[Dataset rows describing interfaces]
___

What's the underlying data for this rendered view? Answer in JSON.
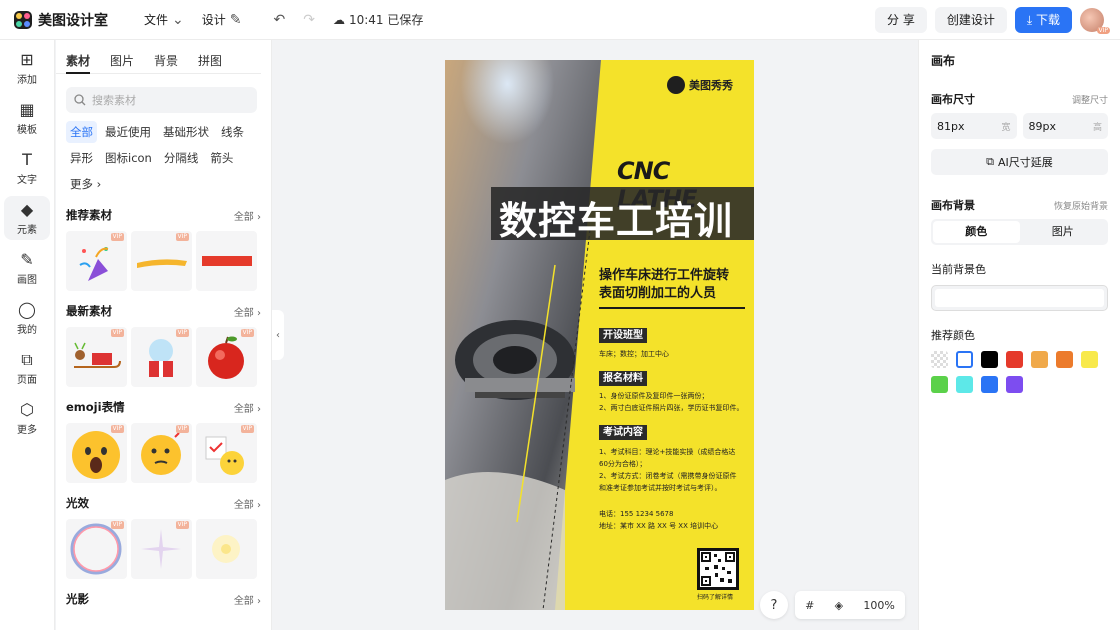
{
  "app": {
    "name": "美图设计室"
  },
  "topbar": {
    "file": "文件",
    "design": "设计",
    "saved": "10:41 已保存",
    "share": "分 享",
    "create": "创建设计",
    "download": "下载",
    "avatar_badge": "VIP"
  },
  "rail": {
    "items": [
      "添加",
      "模板",
      "文字",
      "元素",
      "画图",
      "我的",
      "页面",
      "更多"
    ],
    "active_index": 3
  },
  "panel": {
    "tabs": [
      "素材",
      "图片",
      "背景",
      "拼图"
    ],
    "search_placeholder": "搜索素材",
    "tags": [
      "全部",
      "最近使用",
      "基础形状",
      "线条",
      "异形",
      "图标icon",
      "分隔线",
      "箭头",
      "更多"
    ],
    "sections": [
      {
        "title": "推荐素材",
        "all": "全部"
      },
      {
        "title": "最新素材",
        "all": "全部"
      },
      {
        "title": "emoji表情",
        "all": "全部"
      },
      {
        "title": "光效",
        "all": "全部"
      },
      {
        "title": "光影",
        "all": "全部"
      }
    ],
    "vip": "VIP"
  },
  "poster": {
    "brand": "美图秀秀",
    "cnc": "CNC LATHE",
    "title": "数控车工培训",
    "subtitle_1": "操作车床进行工件旋转",
    "subtitle_2": "表面切削加工的人员",
    "s1_label": "开设班型",
    "s1_text": "车床；数控；加工中心",
    "s2_label": "报名材料",
    "s2_text_1": "1、身份证原件及复印件一张两份；",
    "s2_text_2": "2、两寸白底证件照片四张，学历证书复印件。",
    "s3_label": "考试内容",
    "s3_text_1": "1、考试科目：理论+技能实操（成绩合格达",
    "s3_text_2": "60分为合格）；",
    "s3_text_3": "2、考试方式：闭卷考试（需携带身份证原件",
    "s3_text_4": "和准考证参加考试并按时考试与考评）。",
    "contact_1": "电话：155 1234 5678",
    "contact_2": "地址：某市 XX 路 XX 号 XX 培训中心",
    "qr_caption": "扫码了解详情"
  },
  "right": {
    "title": "画布",
    "size_label": "画布尺寸",
    "size_adjust": "调整尺寸",
    "width_value": "81px",
    "width_unit": "宽",
    "height_value": "89px",
    "height_unit": "高",
    "ai_button": "AI尺寸延展",
    "bg_label": "画布背景",
    "bg_reset": "恢复原始背景",
    "seg_color": "颜色",
    "seg_image": "图片",
    "current_bg": "当前背景色",
    "recommended": "推荐颜色",
    "swatches": [
      "#ffffff",
      "#000000",
      "#e53a2b",
      "#f0a94a",
      "#ec7b2c",
      "#f8e94b",
      "#5bd14a",
      "#5de8e8",
      "#2a74f5",
      "#7d4df0"
    ]
  },
  "bottom": {
    "help": "?",
    "zoom": "100%"
  }
}
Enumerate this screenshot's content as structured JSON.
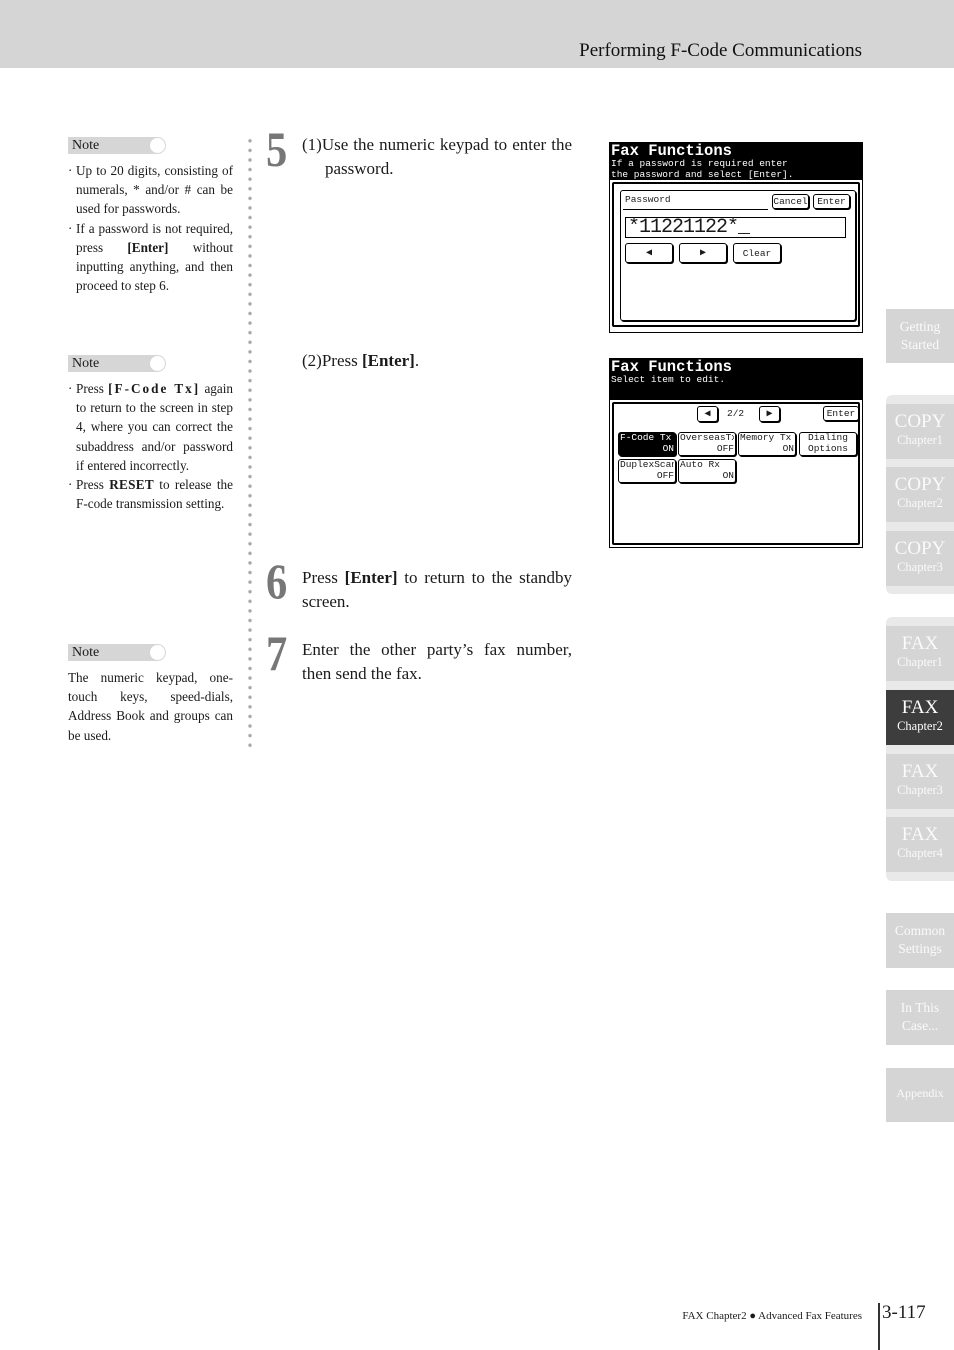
{
  "header": {
    "title": "Performing F-Code Communications"
  },
  "notes": [
    {
      "label": "Note",
      "items": [
        "Up to 20 digits, consisting of numerals, * and/or # can be used for passwords.",
        {
          "pre": "If a password is not required, press ",
          "bold": "[Enter]",
          "post": " without inputting anything, and then proceed to step 6."
        }
      ]
    },
    {
      "label": "Note",
      "items": [
        {
          "pre": "Press ",
          "bold": "[F-Code Tx]",
          "post": " again to return to the screen in step 4, where you can correct the subaddress and/or password if entered incorrectly."
        },
        {
          "pre": "Press ",
          "key": "RESET",
          "post": " to release the F-code transmission setting."
        }
      ]
    },
    {
      "label": "Note",
      "text": "The numeric keypad, one-touch keys, speed-dials, Address Book and groups can be used."
    }
  ],
  "steps": [
    {
      "number": "5",
      "sub1": "(1)Use the numeric keypad to enter the password.",
      "sub2_pre": "(2)Press ",
      "sub2_bold": "[Enter]",
      "sub2_post": "."
    },
    {
      "number": "6",
      "pre": "Press ",
      "bold": "[Enter]",
      "post": " to return to the standby screen."
    },
    {
      "number": "7",
      "text": "Enter the other party’s fax number, then send the fax."
    }
  ],
  "screen1": {
    "title": "Fax Functions",
    "subtitle_line1": "If a password is required enter",
    "subtitle_line2": "the password and select [Enter].",
    "field_label": "Password",
    "cancel": "Cancel",
    "enter": "Enter",
    "value": "*11221122*_",
    "left_arrow": "◀",
    "right_arrow": "▶",
    "clear": "Clear"
  },
  "screen2": {
    "title": "Fax Functions",
    "subtitle": "Select item to edit.",
    "page": "2/2",
    "left_arrow": "◀",
    "right_arrow": "▶",
    "enter": "Enter",
    "buttons": [
      {
        "name": "F-Code Tx",
        "value": "ON",
        "active": true
      },
      {
        "name": "OverseasTx",
        "value": "OFF"
      },
      {
        "name": "Memory Tx",
        "value": "ON"
      },
      {
        "name": "Dialing",
        "value": "Options"
      },
      {
        "name": "DuplexScan",
        "value": "OFF"
      },
      {
        "name": "Auto Rx",
        "value": "ON"
      }
    ]
  },
  "tabs": {
    "getting_started": [
      "Getting",
      "Started"
    ],
    "copy": [
      {
        "big": "COPY",
        "small": "Chapter1"
      },
      {
        "big": "COPY",
        "small": "Chapter2"
      },
      {
        "big": "COPY",
        "small": "Chapter3"
      }
    ],
    "fax": [
      {
        "big": "FAX",
        "small": "Chapter1"
      },
      {
        "big": "FAX",
        "small": "Chapter2",
        "active": true
      },
      {
        "big": "FAX",
        "small": "Chapter3"
      },
      {
        "big": "FAX",
        "small": "Chapter4"
      }
    ],
    "common_settings": [
      "Common",
      "Settings"
    ],
    "in_this_case": [
      "In This",
      "Case..."
    ],
    "appendix": "Appendix"
  },
  "footer": {
    "chapter": "FAX Chapter2",
    "bullet": "●",
    "section": "Advanced Fax Features",
    "page": "3-117"
  }
}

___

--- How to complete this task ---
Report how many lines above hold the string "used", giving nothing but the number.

--- Written response ---
2